### Work request
Please return each of the entries exactly, minus their pictures.

### Information provided
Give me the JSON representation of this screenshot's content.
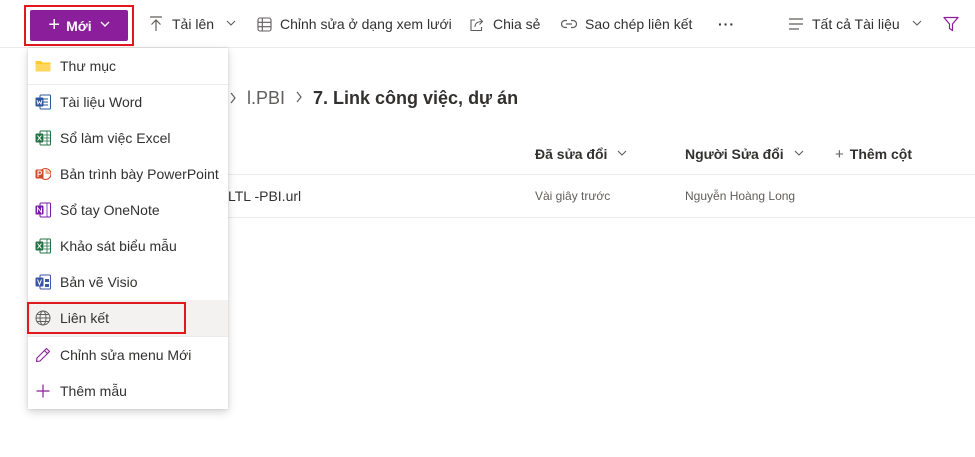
{
  "toolbar": {
    "new_label": "Mới",
    "upload_label": "Tải lên",
    "grid_edit_label": "Chỉnh sửa ở dạng xem lưới",
    "share_label": "Chia sẻ",
    "copy_link_label": "Sao chép liên kết",
    "more_label": "···",
    "view_label": "Tất cả Tài liệu"
  },
  "menu": {
    "items": [
      {
        "label": "Thư mục",
        "icon": "folder-icon"
      },
      {
        "label": "Tài liệu Word",
        "icon": "word-icon"
      },
      {
        "label": "Sổ làm việc Excel",
        "icon": "excel-icon"
      },
      {
        "label": "Bản trình bày PowerPoint",
        "icon": "powerpoint-icon"
      },
      {
        "label": "Sổ tay OneNote",
        "icon": "onenote-icon"
      },
      {
        "label": "Khảo sát biểu mẫu",
        "icon": "forms-excel-icon"
      },
      {
        "label": "Bản vẽ Visio",
        "icon": "visio-icon"
      },
      {
        "label": "Liên kết",
        "icon": "globe-icon"
      },
      {
        "label": "Chỉnh sửa menu Mới",
        "icon": "pencil-icon"
      },
      {
        "label": "Thêm mẫu",
        "icon": "plus-icon"
      }
    ]
  },
  "breadcrumb": {
    "parent": "l.PBI",
    "current": "7. Link công việc, dự án"
  },
  "list": {
    "columns": {
      "modified": "Đã sửa đổi",
      "modified_by": "Người Sửa đổi",
      "add_column": "Thêm cột"
    },
    "rows": [
      {
        "name": "LTL -PBI.url",
        "modified": "Vài giây trước",
        "modified_by": "Nguyễn Hoàng Long"
      }
    ]
  },
  "colors": {
    "accent": "#8a1e9b",
    "highlight_border": "#e0191f"
  }
}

### Written answer
Give me the JSON representation of this screenshot's content.
{
  "toolbar": {
    "new_label": "Mới",
    "upload_label": "Tải lên",
    "grid_edit_label": "Chỉnh sửa ở dạng xem lưới",
    "share_label": "Chia sẻ",
    "copy_link_label": "Sao chép liên kết",
    "more_label": "···",
    "view_label": "Tất cả Tài liệu"
  },
  "menu": {
    "items": [
      {
        "label": "Thư mục",
        "icon": "folder-icon"
      },
      {
        "label": "Tài liệu Word",
        "icon": "word-icon"
      },
      {
        "label": "Sổ làm việc Excel",
        "icon": "excel-icon"
      },
      {
        "label": "Bản trình bày PowerPoint",
        "icon": "powerpoint-icon"
      },
      {
        "label": "Sổ tay OneNote",
        "icon": "onenote-icon"
      },
      {
        "label": "Khảo sát biểu mẫu",
        "icon": "forms-excel-icon"
      },
      {
        "label": "Bản vẽ Visio",
        "icon": "visio-icon"
      },
      {
        "label": "Liên kết",
        "icon": "globe-icon"
      },
      {
        "label": "Chỉnh sửa menu Mới",
        "icon": "pencil-icon"
      },
      {
        "label": "Thêm mẫu",
        "icon": "plus-icon"
      }
    ]
  },
  "breadcrumb": {
    "parent": "l.PBI",
    "current": "7. Link công việc, dự án"
  },
  "list": {
    "columns": {
      "modified": "Đã sửa đổi",
      "modified_by": "Người Sửa đổi",
      "add_column": "Thêm cột"
    },
    "rows": [
      {
        "name": "LTL -PBI.url",
        "modified": "Vài giây trước",
        "modified_by": "Nguyễn Hoàng Long"
      }
    ]
  },
  "colors": {
    "accent": "#8a1e9b",
    "highlight_border": "#e0191f"
  }
}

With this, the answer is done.